Sunday, January 20, 2013

Meeting Robin

It was 1980 and I was headed to St. Louis on a press check. [A press check is an on-site, last-chance proofing step for the main purpose of achieving color accuracy. The press is set up and ready to run with your project but, before it does, the press operator brings you a proof on the actual paper right off the press.]  It was my first business trip, my first press check.  I was flying halfway across the country to be picked up by someone I didn't know and stay in a motel steps away from the plant because every four hours I was going to be called to “okay” another signature.   [The pages of a book are printed in "signatures." A book signature is a section of pages (1-64) sheets of printed on one large sheet of paper that's then elaborately folded over and over, then trimmed, and ready to be stitched into the books binding.]

The plane was full of males.  Men in every seat, in their pin-striped suits, smoking their cigarettes and talking to one another. 
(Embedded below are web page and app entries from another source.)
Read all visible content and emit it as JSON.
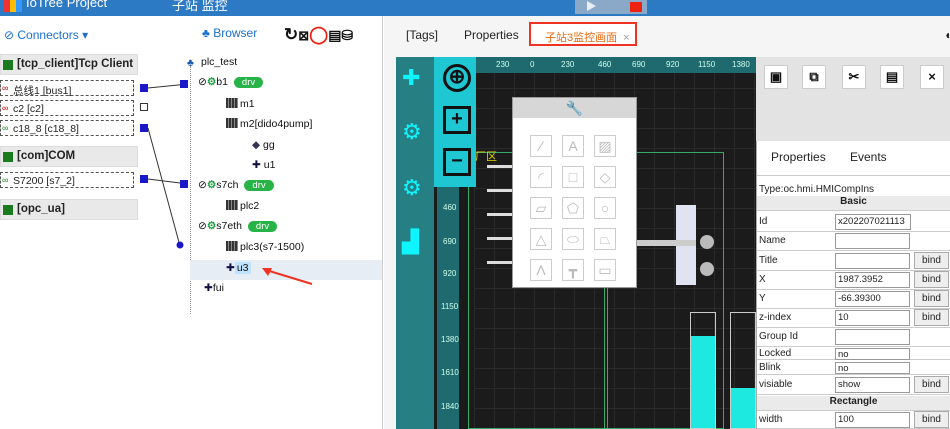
{
  "app": {
    "title": "IoTree Project",
    "subtitle": "子站 监控"
  },
  "left": {
    "connectors_label": "Connectors",
    "browser_label": "Browser",
    "connections": [
      {
        "name": "[tcp_client]Tcp Client"
      },
      {
        "name": "[com]COM"
      },
      {
        "name": "[opc_ua]"
      }
    ],
    "buses": [
      "总线1 [bus1]",
      "c2 [c2]",
      "c18_8 [c18_8]",
      "S7200 [s7_2]"
    ],
    "tree": {
      "root": "plc_test",
      "b1": "b1",
      "drv": "drv",
      "m1": "m1",
      "m2": "m2[dido4pump]",
      "gg": "gg",
      "u1": "u1",
      "s7ch": "s7ch",
      "plc2": "plc2",
      "s7eth": "s7eth",
      "plc3": "plc3(s7-1500)",
      "u3": "u3",
      "fui": "fui"
    }
  },
  "tabs": {
    "tags": "[Tags]",
    "properties": "Properties",
    "active": "子站3监控画面"
  },
  "canvas": {
    "ruler_top": [
      "230",
      "0",
      "230",
      "460",
      "690",
      "920",
      "1150",
      "1380"
    ],
    "ruler_left": [
      "460",
      "690",
      "920",
      "1150",
      "1380",
      "1610",
      "1840"
    ],
    "label": "厂区"
  },
  "props": {
    "tab_properties": "Properties",
    "tab_events": "Events",
    "type": "Type:oc.hmi.HMICompIns",
    "basic": "Basic",
    "rectangle": "Rectangle",
    "bind": "bind",
    "rows": {
      "id": {
        "k": "Id",
        "v": "x202207021113"
      },
      "name": {
        "k": "Name",
        "v": ""
      },
      "title": {
        "k": "Title",
        "v": ""
      },
      "x": {
        "k": "X",
        "v": "1987.3952"
      },
      "y": {
        "k": "Y",
        "v": "-66.39300"
      },
      "z": {
        "k": "z-index",
        "v": "10"
      },
      "group": {
        "k": "Group Id",
        "v": ""
      },
      "locked": {
        "k": "Locked",
        "v": "no"
      },
      "blink": {
        "k": "Blink",
        "v": "no"
      },
      "visible": {
        "k": "visiable",
        "v": "show"
      },
      "width": {
        "k": "width",
        "v": "100"
      }
    }
  },
  "colors": {
    "accent": "#2c79c4",
    "teal": "#267f83",
    "cyan": "#1ec7d2",
    "drv": "#27b347",
    "highlight": "#e32222"
  }
}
This was the time of life when women were more and more in the workplace but still trying to think like men, act like men, even dress like men — but with a feminine twist. I was dressed in a pale lavender subtle herring bone suit carrying my big bulky briefcase with way too much paper.  I was trying to avoid eye contact, hoping no one would sit next to me when surprisingly, another female sat down.  The only two women on that whole 727! The gate agent had seated us together, God bless her. Even more surprising, this woman was tall, blond, thin and confident — the exact opposite of me in every way.

That self-possessed woman turned out to be Robin. She was going exactly where I was, for the same reason, being picked up by the exact same person, and she knew that I was going to be on that plane.   Quickly, she dove right in and put me at ease by talking shop.   Not only were we both in publishing and knew lots of the same people — we even lived within four blocks of each other!  By the time the plane landed, we were already friends. 

For the next two days we ate all our meals together, crisscrossed going back and forth to the plant to check on our books, and talked, talked, talked before we split off — me to Jefferson City where my book cover was being printed and Robin back to Manhattan.  

But before we got off that first plane, she said something to me.  I didn't know it at the time — didn't know it for years but what she said would alter my life:

“Are you seeing anybody?”

                                          “Not seriously.”

“I have a brother I want you to meet.”


  1. I love this and never heard it before! Love you and thinking of you all...

  2. I remember this story--it's a great one. Love, Susan